Wednesday, January 14, 2015

Entabeni Safari Conservancy in South Africa

Horn of plenty: American conservation student Alana Russell feeds the baby rhino at the conservation centre, which has four high-care rooms and an intensive care chamber where sick calves can receive 24-hour attention
TLC: American conservation student Alana Russell watches over the baby rhino. Almost 300 rhinos have been poached in South Africa since the start of the year, and in 2011, 448 were killed

Rhino it tastes good: Conservationist Karen Trendler says many calves successfully reared by conservationists will be released or donated to breeding programmes when they reach the age of three

The last straw: The four-month-old black baby rhino sniffs a hay bale at the Entabeni Safari Conservancy, one of the world's only dedicated orphanages for rhino calves

Playful: This four-month-old black baby rhino will receive the love and care of a team of workers dedicated to preventing the extinction of rhinos, who are poached for their horns 

Baby rhino orphaned by poachers gets some TLC of the human kind

As black market demand for rhino horn soars, baby rhinos like this little four-month-old male calf are lucky to be alive.
But this lucky fellow is the first resident of one of the world’s rhino orphanages, and is now on the receiving end of some serious love and affection from a team of dedicated rhino carers.
The 100kg (220lb) youngster is being looked after at the Entabeni Safari Conservancy in South Africa, set up specifically to care for baby rhinos who have been orphaned by poachers.

South Africa has seen a huge rise in poaching in the last few years, as the demand for rhino horn soars.
Almost 300 rhinos have been poached in South Africa since the start of the year. In 2011, 448 were killed. 

American conservation student Alana Russell, one of the orphan's carers at the centre, says the calf is 'just like you'd imagine any four-month-old to be. He'll want to feel your hair and your face with his lip and he's into everything he shouldn't be.'
The conservancy in Limpopo, 300 kms north east of Johannesburg, has four  specially designed high-care rooms and one intensive care chamber where sick calves can receive 24-hour attention. 
Inside the intensive care chamber an incubator, drips and surveillance cameras are all used to keep the precious youngsters alive and enable care 24/7.

Rhino horns have been prized for tens of centuries for their beautiful translucent color when carved into daggers, ceremonial cups, buttons, belt buckles, hair pins, and paperweights.
But it is their supposed healing properties which has fuelled the most poaching.
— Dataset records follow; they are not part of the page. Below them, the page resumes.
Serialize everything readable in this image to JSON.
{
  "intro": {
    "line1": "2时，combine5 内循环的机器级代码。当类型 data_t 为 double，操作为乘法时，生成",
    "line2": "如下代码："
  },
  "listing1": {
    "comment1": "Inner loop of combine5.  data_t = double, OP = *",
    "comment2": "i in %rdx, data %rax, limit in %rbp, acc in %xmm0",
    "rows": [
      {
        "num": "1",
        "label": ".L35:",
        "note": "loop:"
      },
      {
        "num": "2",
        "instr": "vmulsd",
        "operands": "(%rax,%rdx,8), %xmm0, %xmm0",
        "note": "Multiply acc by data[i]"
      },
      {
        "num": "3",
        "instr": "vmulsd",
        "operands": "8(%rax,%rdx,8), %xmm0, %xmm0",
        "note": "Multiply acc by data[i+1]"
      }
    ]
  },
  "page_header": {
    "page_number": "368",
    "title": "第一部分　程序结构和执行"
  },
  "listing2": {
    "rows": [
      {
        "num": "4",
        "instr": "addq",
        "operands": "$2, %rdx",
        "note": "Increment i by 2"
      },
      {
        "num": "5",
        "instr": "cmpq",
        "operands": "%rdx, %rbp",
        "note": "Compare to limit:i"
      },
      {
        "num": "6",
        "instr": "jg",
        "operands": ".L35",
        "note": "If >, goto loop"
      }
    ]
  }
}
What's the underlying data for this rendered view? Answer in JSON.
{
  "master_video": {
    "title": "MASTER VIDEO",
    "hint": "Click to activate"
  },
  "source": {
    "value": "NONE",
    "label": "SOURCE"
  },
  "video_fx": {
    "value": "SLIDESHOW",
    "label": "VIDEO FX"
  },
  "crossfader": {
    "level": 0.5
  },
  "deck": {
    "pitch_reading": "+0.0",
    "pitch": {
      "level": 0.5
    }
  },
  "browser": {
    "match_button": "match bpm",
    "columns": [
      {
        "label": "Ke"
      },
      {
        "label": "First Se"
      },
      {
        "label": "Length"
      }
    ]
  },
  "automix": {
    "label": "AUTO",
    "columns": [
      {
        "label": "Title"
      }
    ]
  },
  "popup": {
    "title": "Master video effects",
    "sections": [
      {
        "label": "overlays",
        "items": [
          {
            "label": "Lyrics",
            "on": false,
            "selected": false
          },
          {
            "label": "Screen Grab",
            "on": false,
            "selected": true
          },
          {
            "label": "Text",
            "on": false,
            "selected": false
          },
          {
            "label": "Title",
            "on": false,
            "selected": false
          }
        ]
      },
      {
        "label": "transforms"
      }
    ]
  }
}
All five of the world’s species of rhinoceros have been brought to the edge of extinction because of demand for these distinctive horns.
Conservationist Karen Trendler, known as ‘Mama Rhino’, is a veterinary nurse who has been working with rhinos for nearly 20 years.
She believes the sharp increase in poaching activity is unsustainable. 'You hate to sound alarmist, you hate to even consider that it could happen, but if the poaching continues at the current rate we could eventually see rhino go extinct,' she says. 'There are predictions that by 2015 we could have no rhino.'

Trendler cites the growing market for rhino horn in Asia and dealers who have been stockpiling reserves in case of extinction. 
In addition to this, she says, there is corruption in government and among some organizations designed to protected endangered species obstructing genuine efforts.
Many calves successfully reared by conservationists at he centre will be released or donated to breeding programmes once they reach the age of three, Trendler explains.
‘If they can go back into the wild, if they can breed, if they can successfully rear their own calves, then it’s conservation,’ she said.
The use of the horn in the traditional medicine systems of many Asian countries, from Malaysia and South Korea to India and China, has remained a constant threat for the global population of rhinos.
Their use to cure a variety of ailments has led to decreases in several important populations.

In traditional Chinese Medicine the horn, which is shaved or ground into a powder and dissolved in boiling water, is used to treat fever, rheumatism, gout, and other disorders.
According to the 16th century Chinese pharmacist Li Shi Chen, the horn could also cure snakebites, hallucinations, typhoid, headaches, carbuncles, vomiting, food poisoning, and 'devil possession'. 
Despite the popularity of the horn in traditional Asian medicines, there is scant evidence to support the plethora of claims about the healing properties of the horns, say researchers. 
In 1990, researchers at Chinese University in Hong Kong found that large doses of rhino horn extract could slightly lower fever in rats, as could other types of horn, but the concentration given by a traditional Chinese medicine specialist are many many times lower than used in those experiments.

No comments:

Post a Comment